__Problem requirements__
Every line below that holds the word "巴黎和会" must be listed.

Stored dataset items
● ● ● ● ● ● ●

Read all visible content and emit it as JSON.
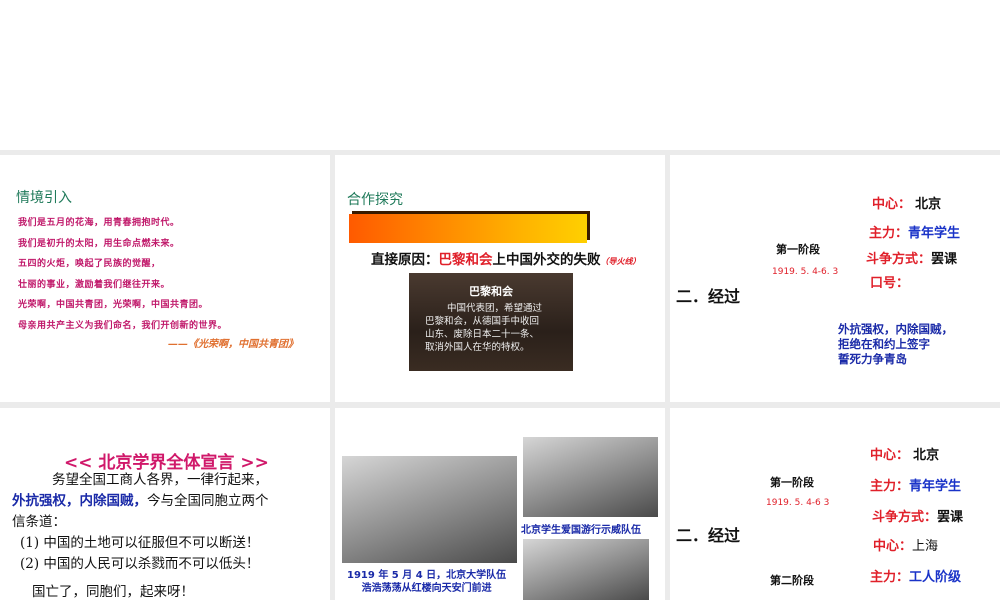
{
  "slide1": {
    "heading": "情境引入",
    "poem": [
      "我们是五月的花海，用青春拥抱时代。",
      "我们是初升的太阳，用生命点燃未来。",
      "五四的火炬，唤起了民族的觉醒，",
      "壮丽的事业，激励着我们继往开来。",
      "光荣啊，中国共青团，光荣啊，中国共青团。",
      "母亲用共产主义为我们命名，我们开创新的世界。"
    ],
    "source": "——《光荣啊，中国共青团》"
  },
  "slide2": {
    "heading": "合作探究",
    "cause_label": "直接原因：",
    "cause_highlight": "巴黎和会",
    "cause_rest": "上中国外交的失败",
    "note": "（导火线）",
    "image_title": "巴黎和会",
    "image_text": [
      "中国代表团，希望通过",
      "巴黎和会，从德国手中收回",
      "山东、废除日本二十一条、",
      "取消外国人在华的特权。"
    ]
  },
  "slide3": {
    "section": "二．经过",
    "stage": "第一阶段",
    "date": "1919. 5. 4-6. 3",
    "center_label": "中心：",
    "center": "北京",
    "force_label": "主力：",
    "force": "青年学生",
    "method_label": "斗争方式：",
    "method": "罢课",
    "slogan_label": "口号：",
    "slogans": [
      "外抗强权，内除国贼，",
      "拒绝在和约上签字",
      "誓死力争青岛"
    ]
  },
  "slide4": {
    "title": "<< 北京学界全体宣言 >>",
    "line1": "务望全国工商人各界，一律行起来，",
    "line2_blue": "外抗强权，内除国贼，",
    "line2_rest": "今与全国同胞立两个",
    "line3": "信条道：",
    "item1": "(1) 中国的土地可以征服但不可以断送！",
    "item2": "(2) 中国的人民可以杀戮而不可以低头！",
    "closing": "国亡了，同胞们，起来呀！"
  },
  "slide5": {
    "caption_main": [
      "1919 年 5 月 4 日，北京大学队伍",
      "浩浩荡荡从红楼向天安门前进"
    ],
    "caption_right": "北京学生爱国游行示威队伍"
  },
  "slide6": {
    "section": "二．经过",
    "stage1": "第一阶段",
    "date1": "1919. 5. 4-6 3",
    "center_label": "中心：",
    "center1": "北京",
    "force_label": "主力：",
    "force1": "青年学生",
    "method_label": "斗争方式：",
    "method1": "罢课",
    "center2": "上海",
    "force2": "工人阶级",
    "stage2": "第二阶段"
  }
}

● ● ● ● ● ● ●

__Answer space__
    "cause_highlight": "巴黎和会",
    "image_title": "巴黎和会",
      "巴黎和会，从德国手中收回",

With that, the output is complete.